(Entries taken from a collection)
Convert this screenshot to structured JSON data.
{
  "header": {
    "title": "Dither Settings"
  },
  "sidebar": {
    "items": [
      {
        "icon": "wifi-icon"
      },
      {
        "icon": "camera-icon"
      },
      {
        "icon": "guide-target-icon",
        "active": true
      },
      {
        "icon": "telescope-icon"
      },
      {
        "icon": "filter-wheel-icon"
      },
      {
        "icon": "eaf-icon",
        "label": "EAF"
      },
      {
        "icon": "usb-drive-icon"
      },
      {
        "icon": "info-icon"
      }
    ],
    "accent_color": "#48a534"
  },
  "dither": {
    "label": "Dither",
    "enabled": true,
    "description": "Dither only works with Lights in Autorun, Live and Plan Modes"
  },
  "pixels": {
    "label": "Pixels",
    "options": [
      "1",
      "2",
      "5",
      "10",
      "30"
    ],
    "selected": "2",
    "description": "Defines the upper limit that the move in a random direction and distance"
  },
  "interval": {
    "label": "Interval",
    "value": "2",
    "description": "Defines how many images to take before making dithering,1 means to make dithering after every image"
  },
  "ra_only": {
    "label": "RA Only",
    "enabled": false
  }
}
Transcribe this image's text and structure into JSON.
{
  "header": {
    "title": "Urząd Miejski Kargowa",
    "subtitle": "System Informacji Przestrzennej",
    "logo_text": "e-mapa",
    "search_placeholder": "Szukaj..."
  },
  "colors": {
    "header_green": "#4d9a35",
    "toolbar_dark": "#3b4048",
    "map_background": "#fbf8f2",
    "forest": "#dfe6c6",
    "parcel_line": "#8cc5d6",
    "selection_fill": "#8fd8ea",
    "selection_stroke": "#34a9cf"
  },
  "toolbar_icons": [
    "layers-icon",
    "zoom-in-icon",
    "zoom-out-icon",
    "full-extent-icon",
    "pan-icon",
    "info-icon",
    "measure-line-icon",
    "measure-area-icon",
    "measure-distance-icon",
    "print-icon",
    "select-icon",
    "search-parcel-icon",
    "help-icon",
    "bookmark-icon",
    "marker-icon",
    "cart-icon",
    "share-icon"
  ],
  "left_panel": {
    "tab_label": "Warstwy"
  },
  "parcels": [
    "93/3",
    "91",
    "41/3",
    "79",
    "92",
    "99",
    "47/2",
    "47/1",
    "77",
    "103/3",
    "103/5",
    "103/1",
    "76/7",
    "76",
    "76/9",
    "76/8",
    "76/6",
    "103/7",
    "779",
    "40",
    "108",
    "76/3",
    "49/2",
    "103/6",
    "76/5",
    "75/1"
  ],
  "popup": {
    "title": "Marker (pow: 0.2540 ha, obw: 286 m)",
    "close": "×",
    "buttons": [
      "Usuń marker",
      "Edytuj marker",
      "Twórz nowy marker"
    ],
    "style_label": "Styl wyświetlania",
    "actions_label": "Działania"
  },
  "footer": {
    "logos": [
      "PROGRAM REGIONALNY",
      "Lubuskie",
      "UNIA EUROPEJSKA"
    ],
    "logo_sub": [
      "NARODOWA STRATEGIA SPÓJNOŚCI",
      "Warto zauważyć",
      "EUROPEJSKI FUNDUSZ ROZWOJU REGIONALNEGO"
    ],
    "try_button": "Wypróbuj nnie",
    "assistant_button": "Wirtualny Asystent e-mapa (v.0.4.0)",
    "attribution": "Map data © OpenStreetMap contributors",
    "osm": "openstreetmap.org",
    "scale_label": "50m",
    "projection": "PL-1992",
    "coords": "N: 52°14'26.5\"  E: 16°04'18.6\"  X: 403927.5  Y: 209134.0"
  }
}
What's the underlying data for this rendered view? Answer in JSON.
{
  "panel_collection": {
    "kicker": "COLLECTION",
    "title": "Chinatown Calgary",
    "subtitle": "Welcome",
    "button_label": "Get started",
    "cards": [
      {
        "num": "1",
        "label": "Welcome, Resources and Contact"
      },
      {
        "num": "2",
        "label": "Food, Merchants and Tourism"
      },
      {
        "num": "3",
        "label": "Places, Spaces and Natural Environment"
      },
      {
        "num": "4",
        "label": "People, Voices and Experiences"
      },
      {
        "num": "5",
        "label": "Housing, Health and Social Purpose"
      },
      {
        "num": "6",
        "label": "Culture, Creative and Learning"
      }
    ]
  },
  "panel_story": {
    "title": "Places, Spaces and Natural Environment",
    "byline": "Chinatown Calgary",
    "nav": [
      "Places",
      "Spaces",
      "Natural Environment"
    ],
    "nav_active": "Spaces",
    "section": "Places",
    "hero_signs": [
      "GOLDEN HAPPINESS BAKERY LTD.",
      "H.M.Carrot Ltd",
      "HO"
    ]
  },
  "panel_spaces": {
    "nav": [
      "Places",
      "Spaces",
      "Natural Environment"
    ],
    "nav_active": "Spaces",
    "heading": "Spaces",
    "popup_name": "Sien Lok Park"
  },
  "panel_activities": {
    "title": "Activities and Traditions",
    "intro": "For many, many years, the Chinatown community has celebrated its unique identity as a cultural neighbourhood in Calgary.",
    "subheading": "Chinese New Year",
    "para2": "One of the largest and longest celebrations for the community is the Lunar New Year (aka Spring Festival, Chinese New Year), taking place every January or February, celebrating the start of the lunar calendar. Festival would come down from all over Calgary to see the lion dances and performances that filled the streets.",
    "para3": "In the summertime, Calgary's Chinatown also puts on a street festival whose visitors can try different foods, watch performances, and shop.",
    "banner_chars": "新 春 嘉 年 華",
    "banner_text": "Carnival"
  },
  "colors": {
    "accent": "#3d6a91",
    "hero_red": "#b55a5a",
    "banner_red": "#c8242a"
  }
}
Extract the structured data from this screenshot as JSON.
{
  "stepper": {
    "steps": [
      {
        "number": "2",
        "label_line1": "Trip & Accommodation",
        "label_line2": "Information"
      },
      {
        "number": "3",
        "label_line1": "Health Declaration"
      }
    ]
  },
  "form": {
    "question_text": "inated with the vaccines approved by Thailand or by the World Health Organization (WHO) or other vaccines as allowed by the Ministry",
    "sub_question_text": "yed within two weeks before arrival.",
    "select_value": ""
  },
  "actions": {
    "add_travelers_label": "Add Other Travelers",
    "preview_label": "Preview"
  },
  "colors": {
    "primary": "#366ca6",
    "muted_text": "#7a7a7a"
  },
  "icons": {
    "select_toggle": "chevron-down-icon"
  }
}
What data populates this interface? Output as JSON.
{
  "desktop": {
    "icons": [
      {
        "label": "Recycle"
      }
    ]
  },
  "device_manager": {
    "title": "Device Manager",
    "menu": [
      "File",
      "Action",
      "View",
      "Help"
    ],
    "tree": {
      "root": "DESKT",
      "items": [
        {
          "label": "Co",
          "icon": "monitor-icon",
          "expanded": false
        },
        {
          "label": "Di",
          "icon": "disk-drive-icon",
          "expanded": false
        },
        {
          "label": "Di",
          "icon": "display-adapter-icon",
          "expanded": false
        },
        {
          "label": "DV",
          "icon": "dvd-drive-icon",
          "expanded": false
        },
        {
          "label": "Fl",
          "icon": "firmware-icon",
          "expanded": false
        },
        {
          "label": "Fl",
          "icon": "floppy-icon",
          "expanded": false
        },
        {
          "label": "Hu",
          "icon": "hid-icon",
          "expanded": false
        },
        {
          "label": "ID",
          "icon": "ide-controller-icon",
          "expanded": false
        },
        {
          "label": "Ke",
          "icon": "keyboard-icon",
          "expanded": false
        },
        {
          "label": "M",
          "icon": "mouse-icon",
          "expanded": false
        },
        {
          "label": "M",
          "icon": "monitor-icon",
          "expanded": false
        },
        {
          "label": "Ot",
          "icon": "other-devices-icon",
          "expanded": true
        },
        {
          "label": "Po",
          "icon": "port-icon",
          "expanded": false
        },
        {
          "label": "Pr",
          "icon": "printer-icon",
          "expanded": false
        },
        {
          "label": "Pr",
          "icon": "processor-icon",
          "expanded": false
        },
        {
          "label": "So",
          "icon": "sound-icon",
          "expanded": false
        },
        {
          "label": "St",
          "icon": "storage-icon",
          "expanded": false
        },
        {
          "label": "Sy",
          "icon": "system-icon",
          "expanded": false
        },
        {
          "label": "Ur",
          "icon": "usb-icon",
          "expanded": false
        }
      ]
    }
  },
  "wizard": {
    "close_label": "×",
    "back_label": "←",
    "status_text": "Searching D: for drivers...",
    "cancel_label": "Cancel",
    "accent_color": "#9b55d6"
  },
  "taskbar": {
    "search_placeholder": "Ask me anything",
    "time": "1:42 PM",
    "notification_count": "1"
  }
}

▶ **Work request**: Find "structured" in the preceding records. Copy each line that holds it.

▶ **Task output**:
Convert this screenshot to structured JSON data.
Extract the structured data from this screenshot as JSON.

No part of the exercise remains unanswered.